Hello and good Wednesday to you...I hope you are well rested and that your life and its challenges are manageable today. As you look at your life, through the lens of your own personal perspective, I hope you experience joy and contentment...regardless.
There is a movie from the early 80's and it is one of my very favorites; and I am certain you have seen it or heard about it. Do you remember the movie: The Princess Bride? A few weeks ago I wrote a piece about castles and used this movie as a reference to what a castle is and how it looks/looked in its day. Well, there is a part in this movie that I believe is rather poignant and fitting to us today. Because I am a contemplator by nature and forever looking at people from a relational "lens", so to speak, I find significance in movies quite often that make or explain our humanness, through the behaviors of other people.
This past week, someone in my family was injured in an accident and it has been an all consuming presence in conversation as well as the truth that this injury has changed someones life, for the rest of their life... Life is forever different for the family and for the person that accidentally caused the accident. Even a single tragedy affects so many people, and often, depending on the severity of the situation, everyone will be forced to shift and adjust to a new "normal". And, that new normal will take a long time to understand what it will look like. There will be incremental steps to recovery and they will continually take place going forward now. So, what does this movie have to do with this recent accident? What is my point? And, last but not least, what does this have to do with interior decoration??? Read on...
First, back to the movie...So the scene I want to take you back to is when Buttercup and Wesley are trying to run from Prince Humperdinck's cohorts from Florin. The two escape into the "safety" of the fire swamp. The fire swamp is a dangerous place where, unless you know its secrets and can survive them, there is little chance of survival. As they defeat the rodents of unusual size, the flame spurts, and the lightning sand (which is faster than quicksand), their fear subsides. Still, when they eventually emerge from the fire swamp to see that Prince Humperdinck is already there to catch them, and take Buttercup back with him to Florin, they taunt the prince by claiming that they KNOW the secrets of the fire swamp and can live there for a very long time.

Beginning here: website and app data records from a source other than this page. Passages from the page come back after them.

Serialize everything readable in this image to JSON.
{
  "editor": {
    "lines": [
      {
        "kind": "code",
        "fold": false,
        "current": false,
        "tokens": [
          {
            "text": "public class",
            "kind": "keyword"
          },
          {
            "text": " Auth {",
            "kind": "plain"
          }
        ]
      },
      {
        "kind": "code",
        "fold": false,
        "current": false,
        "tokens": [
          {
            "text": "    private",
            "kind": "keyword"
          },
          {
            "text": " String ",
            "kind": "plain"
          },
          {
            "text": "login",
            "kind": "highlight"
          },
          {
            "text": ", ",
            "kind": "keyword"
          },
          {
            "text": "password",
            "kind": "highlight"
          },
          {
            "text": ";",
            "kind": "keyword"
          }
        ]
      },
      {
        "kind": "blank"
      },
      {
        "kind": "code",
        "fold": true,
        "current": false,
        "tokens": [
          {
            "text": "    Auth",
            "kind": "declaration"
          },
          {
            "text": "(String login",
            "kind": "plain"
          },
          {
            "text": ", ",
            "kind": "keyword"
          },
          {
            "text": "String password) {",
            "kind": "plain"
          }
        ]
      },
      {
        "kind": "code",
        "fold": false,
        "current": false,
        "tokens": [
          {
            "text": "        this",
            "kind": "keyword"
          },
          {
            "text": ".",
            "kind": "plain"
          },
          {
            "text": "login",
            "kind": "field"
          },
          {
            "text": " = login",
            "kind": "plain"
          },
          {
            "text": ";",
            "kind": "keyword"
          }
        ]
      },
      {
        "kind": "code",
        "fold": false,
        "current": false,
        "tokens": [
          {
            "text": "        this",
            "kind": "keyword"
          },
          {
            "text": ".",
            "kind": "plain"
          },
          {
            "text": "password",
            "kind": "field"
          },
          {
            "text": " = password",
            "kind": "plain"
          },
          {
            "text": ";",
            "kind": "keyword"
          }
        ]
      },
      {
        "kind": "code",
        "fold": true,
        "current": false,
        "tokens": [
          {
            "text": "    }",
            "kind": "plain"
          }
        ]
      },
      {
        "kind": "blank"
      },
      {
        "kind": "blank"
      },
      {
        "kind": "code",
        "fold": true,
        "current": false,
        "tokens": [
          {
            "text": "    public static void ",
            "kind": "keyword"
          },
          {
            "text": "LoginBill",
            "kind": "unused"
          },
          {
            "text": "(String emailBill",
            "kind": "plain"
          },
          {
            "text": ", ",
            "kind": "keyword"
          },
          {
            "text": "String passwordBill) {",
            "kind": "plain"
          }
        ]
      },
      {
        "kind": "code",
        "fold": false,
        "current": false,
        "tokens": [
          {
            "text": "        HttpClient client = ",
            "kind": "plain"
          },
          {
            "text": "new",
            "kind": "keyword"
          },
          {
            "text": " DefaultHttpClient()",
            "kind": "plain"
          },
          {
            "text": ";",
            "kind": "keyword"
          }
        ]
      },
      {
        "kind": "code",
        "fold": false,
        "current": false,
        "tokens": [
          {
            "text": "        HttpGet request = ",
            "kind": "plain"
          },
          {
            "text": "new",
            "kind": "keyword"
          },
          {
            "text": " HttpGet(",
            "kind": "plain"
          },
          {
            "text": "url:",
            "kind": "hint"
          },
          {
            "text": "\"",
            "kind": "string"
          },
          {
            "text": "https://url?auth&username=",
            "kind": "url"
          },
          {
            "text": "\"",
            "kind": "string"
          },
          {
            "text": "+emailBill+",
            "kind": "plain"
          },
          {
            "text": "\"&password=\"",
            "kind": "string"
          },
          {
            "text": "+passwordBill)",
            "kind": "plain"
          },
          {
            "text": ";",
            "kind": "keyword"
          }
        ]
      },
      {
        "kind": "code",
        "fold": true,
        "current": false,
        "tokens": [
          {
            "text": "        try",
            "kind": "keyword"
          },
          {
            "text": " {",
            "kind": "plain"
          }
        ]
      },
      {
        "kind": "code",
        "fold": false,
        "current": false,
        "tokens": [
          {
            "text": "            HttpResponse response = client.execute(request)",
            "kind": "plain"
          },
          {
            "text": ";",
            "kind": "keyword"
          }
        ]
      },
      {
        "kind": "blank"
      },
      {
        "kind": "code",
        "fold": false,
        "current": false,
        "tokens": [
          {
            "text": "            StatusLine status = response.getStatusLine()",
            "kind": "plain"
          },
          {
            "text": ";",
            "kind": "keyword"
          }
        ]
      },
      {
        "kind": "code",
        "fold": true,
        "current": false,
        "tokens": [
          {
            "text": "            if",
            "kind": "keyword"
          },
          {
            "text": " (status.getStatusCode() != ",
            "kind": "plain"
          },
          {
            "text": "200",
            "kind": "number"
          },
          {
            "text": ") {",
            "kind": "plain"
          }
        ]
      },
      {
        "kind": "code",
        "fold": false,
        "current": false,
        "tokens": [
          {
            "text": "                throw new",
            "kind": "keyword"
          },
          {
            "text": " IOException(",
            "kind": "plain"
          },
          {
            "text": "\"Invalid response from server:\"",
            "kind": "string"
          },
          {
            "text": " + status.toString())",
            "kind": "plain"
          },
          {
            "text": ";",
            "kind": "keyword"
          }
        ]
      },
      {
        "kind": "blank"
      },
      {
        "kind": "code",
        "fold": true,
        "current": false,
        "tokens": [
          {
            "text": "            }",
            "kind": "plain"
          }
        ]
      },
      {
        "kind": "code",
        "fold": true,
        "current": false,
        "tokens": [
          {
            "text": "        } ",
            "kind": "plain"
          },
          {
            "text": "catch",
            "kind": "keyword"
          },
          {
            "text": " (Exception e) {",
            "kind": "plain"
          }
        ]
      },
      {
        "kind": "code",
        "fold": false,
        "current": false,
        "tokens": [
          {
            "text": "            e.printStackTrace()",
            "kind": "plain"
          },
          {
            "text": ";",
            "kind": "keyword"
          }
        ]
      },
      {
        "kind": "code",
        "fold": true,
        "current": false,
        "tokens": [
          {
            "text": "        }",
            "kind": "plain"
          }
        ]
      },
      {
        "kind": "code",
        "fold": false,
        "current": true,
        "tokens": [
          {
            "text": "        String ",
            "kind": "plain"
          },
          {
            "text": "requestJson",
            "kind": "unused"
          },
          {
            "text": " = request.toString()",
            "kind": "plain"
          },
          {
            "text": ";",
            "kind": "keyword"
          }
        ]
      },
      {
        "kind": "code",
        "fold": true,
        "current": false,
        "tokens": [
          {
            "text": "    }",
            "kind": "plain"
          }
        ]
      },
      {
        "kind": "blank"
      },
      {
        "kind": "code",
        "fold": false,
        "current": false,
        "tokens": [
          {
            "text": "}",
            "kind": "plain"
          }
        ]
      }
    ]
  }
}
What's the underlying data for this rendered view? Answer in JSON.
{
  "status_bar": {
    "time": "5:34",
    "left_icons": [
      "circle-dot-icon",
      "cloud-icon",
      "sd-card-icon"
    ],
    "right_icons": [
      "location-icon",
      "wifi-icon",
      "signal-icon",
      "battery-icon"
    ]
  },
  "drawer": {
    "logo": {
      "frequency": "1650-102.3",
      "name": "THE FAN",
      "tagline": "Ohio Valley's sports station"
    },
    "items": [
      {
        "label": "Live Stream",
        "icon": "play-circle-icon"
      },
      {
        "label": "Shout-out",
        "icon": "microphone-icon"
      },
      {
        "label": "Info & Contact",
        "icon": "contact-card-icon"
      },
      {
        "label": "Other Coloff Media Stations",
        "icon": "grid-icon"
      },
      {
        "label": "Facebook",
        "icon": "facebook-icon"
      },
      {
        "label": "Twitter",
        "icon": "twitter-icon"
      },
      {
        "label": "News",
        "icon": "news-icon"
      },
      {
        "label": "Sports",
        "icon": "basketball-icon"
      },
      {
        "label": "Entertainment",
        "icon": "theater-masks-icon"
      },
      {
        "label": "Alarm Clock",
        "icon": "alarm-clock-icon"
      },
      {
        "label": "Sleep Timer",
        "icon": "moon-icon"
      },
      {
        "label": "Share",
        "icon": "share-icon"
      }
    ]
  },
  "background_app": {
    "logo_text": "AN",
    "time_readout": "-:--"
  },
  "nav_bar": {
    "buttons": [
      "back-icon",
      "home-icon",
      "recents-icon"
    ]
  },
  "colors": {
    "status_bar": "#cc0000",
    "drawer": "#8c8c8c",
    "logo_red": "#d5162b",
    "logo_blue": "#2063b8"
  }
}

To make the choice to emerge from the fire swamp means there is another reality to face. Unlike the familiarity of the fire swamp, the future is unknown, and unpredictable. But the fire swamp can only provide what is absolutely necessary to stay alive; there is no promise of a good life more than that. And yet, to be given into the hands of the villainess prince, it seems like all hope is lost. The story goes on and, in the end, Wesley and Buttercup are finally together; riding off into the sunset...
For most of us, we won't be subjected to live in a fire swamp, but, when we love someone, we will go to great lengths to ensure their safety, that they receive the best care and it can crush us, if we can't make that happen. (Remember when Buttercup agreed to sacrifice herself (and go back with the prince) as long as Wesley was not hurt?) When our loved one is in pain, whether physically or emotionally, we want so much to make it go away. We want to take it away and we would ask that it be put on us, if we could. The weight of the circumstance is so heavy, one can almost buckle in exhaustion and overwhelm. And, when the initial trauma recedes, but one is left with a permanent physical scar, the mind has to continually adjust to the new set of realities. Physical exhaustion coupled with the sadness and inability to change the condition feels like defeat and abandonment from God himself. It is times like these when, quite understandably, people believe that God has turned away and forgotten them. When an injury is severe enough that it means physical therapy and learning how to live with the loss of movement etc. it must feel surreal; like maybe you'll wake up and found it was a dream. Often, we make God the scapegoat of our pain and/or inability to control what we cannot control.
For those who have a faith in the God of our universe, there is a reminder that He doesn't lose his focus or turn away when accidents happen. He has the pulse on this earth and hasn't missed a thing. However, just because we believe, it doesn't make us exempt to tragedy. Bad things happen to good people...plain and simple...because we live in a fallen world. And, as long as we remain here in this broken world, we are all at the mercy of a life with accidents, betrayals, sickness, doubt and ultimately...loss. And until that day when ALL OF US WILL be put back together, we must live with that somber truth. This is a good reason to live with joy as often as you can. For when that day of tragedy arrives at our doorstop, our preemptive strikes of gladness, thankfulness and joy can intercede on our behalf when words do not come.
A final thought that relates to interior decoration and this comes as a sincere gesture to everyone: for times such as these, when recovery and rehabilitation require many days in solitude and isolation, to have a bedroom/t.v. room/recovery space curated to appeal to the senses can offer solace, rest in quality measure, joy in color and style to lift the spirits and assist in the healing of ones body and soul...its measure and value cannot be underestimated. Consider this beforehand, before necessity undermines opportunity. Depression is the ugly demon that often shows up unannounced and uninvited that seeks to wedge itself in when someone is ill, recovering from surgery or the birth of a baby. Think about it; there are so many thoughtful ways to offer respite to someone with a room that uplifts their spirit as they recover.
Let me know if I can help.
I wish you well this week and until next time....good on you, Jeanine